Task to carry out: Produce an exact copy of all the records.

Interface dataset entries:
==============================

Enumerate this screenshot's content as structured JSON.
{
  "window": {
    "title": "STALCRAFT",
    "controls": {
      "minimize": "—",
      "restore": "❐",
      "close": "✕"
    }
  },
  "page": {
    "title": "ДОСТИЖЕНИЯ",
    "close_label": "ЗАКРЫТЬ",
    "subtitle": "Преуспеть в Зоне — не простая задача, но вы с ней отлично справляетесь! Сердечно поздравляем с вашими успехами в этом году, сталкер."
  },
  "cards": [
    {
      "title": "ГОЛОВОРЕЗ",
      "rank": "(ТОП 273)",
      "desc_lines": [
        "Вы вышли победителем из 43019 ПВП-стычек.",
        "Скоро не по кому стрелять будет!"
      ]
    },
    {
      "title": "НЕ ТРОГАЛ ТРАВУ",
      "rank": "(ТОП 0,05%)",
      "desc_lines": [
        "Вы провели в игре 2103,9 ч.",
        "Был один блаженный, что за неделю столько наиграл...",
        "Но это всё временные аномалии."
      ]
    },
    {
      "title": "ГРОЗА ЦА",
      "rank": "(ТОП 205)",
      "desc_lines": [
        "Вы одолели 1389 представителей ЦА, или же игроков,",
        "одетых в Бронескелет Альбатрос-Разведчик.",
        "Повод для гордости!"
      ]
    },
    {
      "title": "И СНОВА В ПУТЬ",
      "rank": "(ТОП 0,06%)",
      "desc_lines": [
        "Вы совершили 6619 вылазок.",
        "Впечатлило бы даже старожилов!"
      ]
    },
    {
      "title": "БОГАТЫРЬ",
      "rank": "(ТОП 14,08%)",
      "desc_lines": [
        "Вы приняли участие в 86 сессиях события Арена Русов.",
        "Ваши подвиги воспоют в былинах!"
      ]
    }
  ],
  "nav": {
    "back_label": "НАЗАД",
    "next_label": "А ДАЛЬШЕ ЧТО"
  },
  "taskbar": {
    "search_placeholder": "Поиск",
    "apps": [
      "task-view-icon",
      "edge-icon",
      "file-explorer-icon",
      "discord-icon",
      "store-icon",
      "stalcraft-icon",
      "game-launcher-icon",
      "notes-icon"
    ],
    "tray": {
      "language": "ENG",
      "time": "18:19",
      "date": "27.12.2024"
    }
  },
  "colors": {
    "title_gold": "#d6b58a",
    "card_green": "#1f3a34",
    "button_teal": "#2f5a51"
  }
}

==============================

Output below:
Enumerate this screenshot's content as structured JSON.
{
  "window": {
    "title": "STALCRAFT",
    "controls": {
      "minimize": "—",
      "restore": "❐",
      "close": "✕"
    }
  },
  "page": {
    "title": "ДОСТИЖЕНИЯ",
    "close_label": "ЗАКРЫТЬ",
    "subtitle": "Преуспеть в Зоне — не простая задача, но вы с ней отлично справляетесь! Сердечно поздравляем с вашими успехами в этом году, сталкер."
  },
  "cards": [
    {
      "title": "ГОЛОВОРЕЗ",
      "rank": "(ТОП 273)",
      "desc_lines": [
        "Вы вышли победителем из 43019 ПВП-стычек.",
        "Скоро не по кому стрелять будет!"
      ]
    },
    {
      "title": "НЕ ТРОГАЛ ТРАВУ",
      "rank": "(ТОП 0,05%)",
      "desc_lines": [
        "Вы провели в игре 2103,9 ч.",
        "Был один блаженный, что за неделю столько наиграл...",
        "Но это всё временные аномалии."
      ]
    },
    {
      "title": "ГРОЗА ЦА",
      "rank": "(ТОП 205)",
      "desc_lines": [
        "Вы одолели 1389 представителей ЦА, или же игроков,",
        "одетых в Бронескелет Альбатрос-Разведчик.",
        "Повод для гордости!"
      ]
    },
    {
      "title": "И СНОВА В ПУТЬ",
      "rank": "(ТОП 0,06%)",
      "desc_lines": [
        "Вы совершили 6619 вылазок.",
        "Впечатлило бы даже старожилов!"
      ]
    },
    {
      "title": "БОГАТЫРЬ",
      "rank": "(ТОП 14,08%)",
      "desc_lines": [
        "Вы приняли участие в 86 сессиях события Арена Русов.",
        "Ваши подвиги воспоют в былинах!"
      ]
    }
  ],
  "nav": {
    "back_label": "НАЗАД",
    "next_label": "А ДАЛЬШЕ ЧТО"
  },
  "taskbar": {
    "search_placeholder": "Поиск",
    "apps": [
      "task-view-icon",
      "edge-icon",
      "file-explorer-icon",
      "discord-icon",
      "store-icon",
      "stalcraft-icon",
      "game-launcher-icon",
      "notes-icon"
    ],
    "tray": {
      "language": "ENG",
      "time": "18:19",
      "date": "27.12.2024"
    }
  },
  "colors": {
    "title_gold": "#d6b58a",
    "card_green": "#1f3a34",
    "button_teal": "#2f5a51"
  }
}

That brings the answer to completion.